- Historic Sites
The old Confederacy got only as far north as Pennsylvania, but its great-grandchildren have captured America’s culture. Joshua Zeitz looks at sports, entertainment, and religion to show how.
August/September 2002 | Volume 53, Issue 4
Why then? Pete Daniels, a leading student of that culture, has written that “having worked outdoors in harmony with the seasons most of their lives,” many white and black migrants “resented confining hourly jobs that demanded discipline and regularity. Each day they faced the whip, chair, and pistol of corporate management that punished them for displaying any residue of wildness. They chafed at punching a time clock and at other constraints that challenged their will, and they longed for escape, if not retribution.” One means of escape—and retribution—was stock car racing, a sport that had evolved from outlaw origins during the Depression into a wildly popular industry by the early 1950s.

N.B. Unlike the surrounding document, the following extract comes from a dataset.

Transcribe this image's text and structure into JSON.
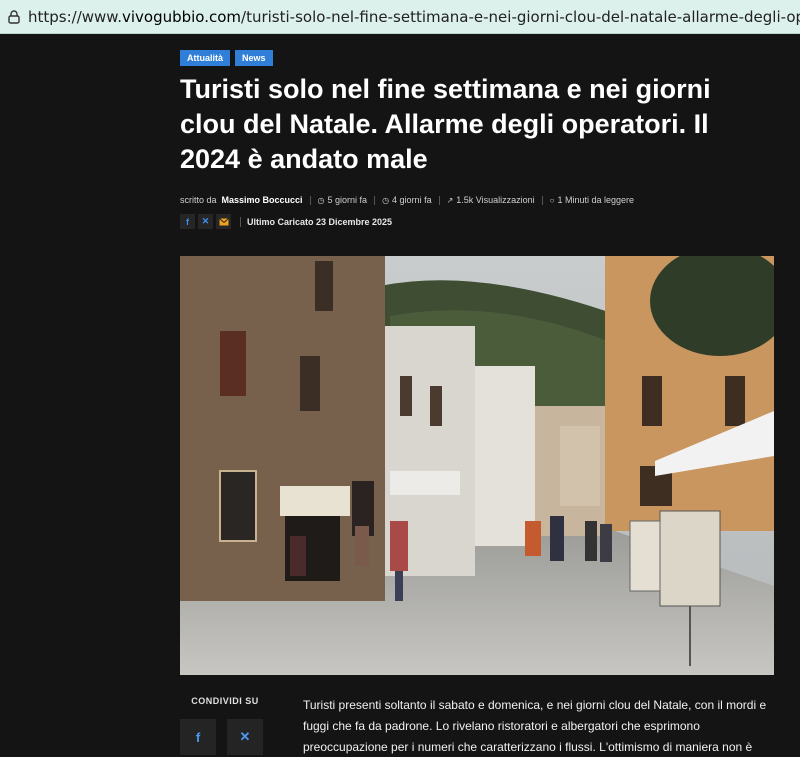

Early racers were, strictly speaking, not stock car racers at all. They were professional “trippers,” drivers in the liquor racket who used expensively souped-up automobiles to outrun revenue agents. Trippers drove every variety of car, but they generally preferred 1939 and 1940 Fords, with easily available spare parts that could be modified for greater speed and better suspension, and with generous trunk space to accommodate their cargo. Trippers tended to be mountain folk and thus had had to master the blind curves and nonexistent shoulders of old hill-country roads. Dexterity and speed were imperative; losing the race meant prison.
Many trippers took to racing for sport and occasionally for prize money in their spare time. Some early NASCAR greats like Junior Johnson and the Flock brothers—Bob and Fonty—got their start hauling homebrewed whiskey for their parents and only gradually found themselves drawn to the racetrack. Even as his competitive racing star ascended in the 1950s, Johnson faithfully plied his talents for the family business. He was arrested in 1956, served 11 months for liquor trafficking, and returned to the track in 1959 in time to participate in a fierce NASCAR run at Charlotte, North Carolina, where he drove another contestant into a wall.
Informal car racing flourished in the 1940s, when war production gave Southerners unprecedented capital to put into cars and wagers. Tim Flock, an early NASCAR Grand National champion and younger brother to Bob and Fonty, insisted that modern stock car racing was inaugurated immediately after the war in a “cow pasture right outside Atlanta, Georgia,” where drivers competed for cash prizes that could total as much as $20,000. For the most part these early races were rowdy affairs, their fans notorious for boozing, womanizing, and supremely proficient cursing.
It took a visionary to realize the commercial potential of stock car racing in a modernizing South. William Getty France, a service station owner in Daytona Beach, Florida, and an occasional participant in so-called outlaw races, understood the appeal this raffish new sport held for the country migrants in their newfound factories. On December 14, 1947, he convened a summit of three dozen leading mechanics and racers to form a sanctioning body for stock car competitions. Thus was born the National Association for Stock Car Auto Racing (NASCAR). “Big Bill” France became the organization’s first president.
From its inception NASCAR embodied the split personality of postwar Southland culture: at once urban and market-oriented, yet still close to its rural, precommercial roots. Locked at first in tough competition with four other sanctioning organizations, France’s NASCAR sponsored standard races featuring modified cars, but it also launched a 150-mile contest at Charlotte whose participants were allowed to drive only automobiles that were “strictly stock”—that is, wholly unenhanced. The ploy was a great success with many fans, who enjoyed seeing professionals race the same cars an ordinary consumer could own. It was an even bigger hit with the car companies; they quickly recognized the marketing potential in NASCAR and invested accordingly. Keeping his eye on commercial strategy, France also enforced stern discipline. Even such driving legends as Tim Flock, Lee Petty, and Red Byron found they could pay a high price, in cumulative points lost, if they participated in unsanctioned races or otherwise bucked Big Bill’s authority.
Yet if NASCAR was big business, its success was intimately related to its self-styled reputation as a place of last refuge for Southerners who missed the wild pulse of old country ways. So NASCAR promoted its drivers as cowboys on wheels, drinkers, skirt chasers and partygoers, whose much-publicized (and often exaggerated) debauches offered spectators to behave just as raucously—or at least to dream of it. Drivers like Curtis Turner gave NASCAR fans plenty of legend to revel in. Decked out in his trademark silk suits, Turner partied with movie stars and burned through enormous sums of money—$6,000 a month, according to some sources. His fellow driver Smokey Yunick remembered spending “a lot of time with Curtis, drinking, chasing women, racing, raising hell, teaching people how to turn around in the middle of the road at 60 miles an hour, putting cars in swimming pools.”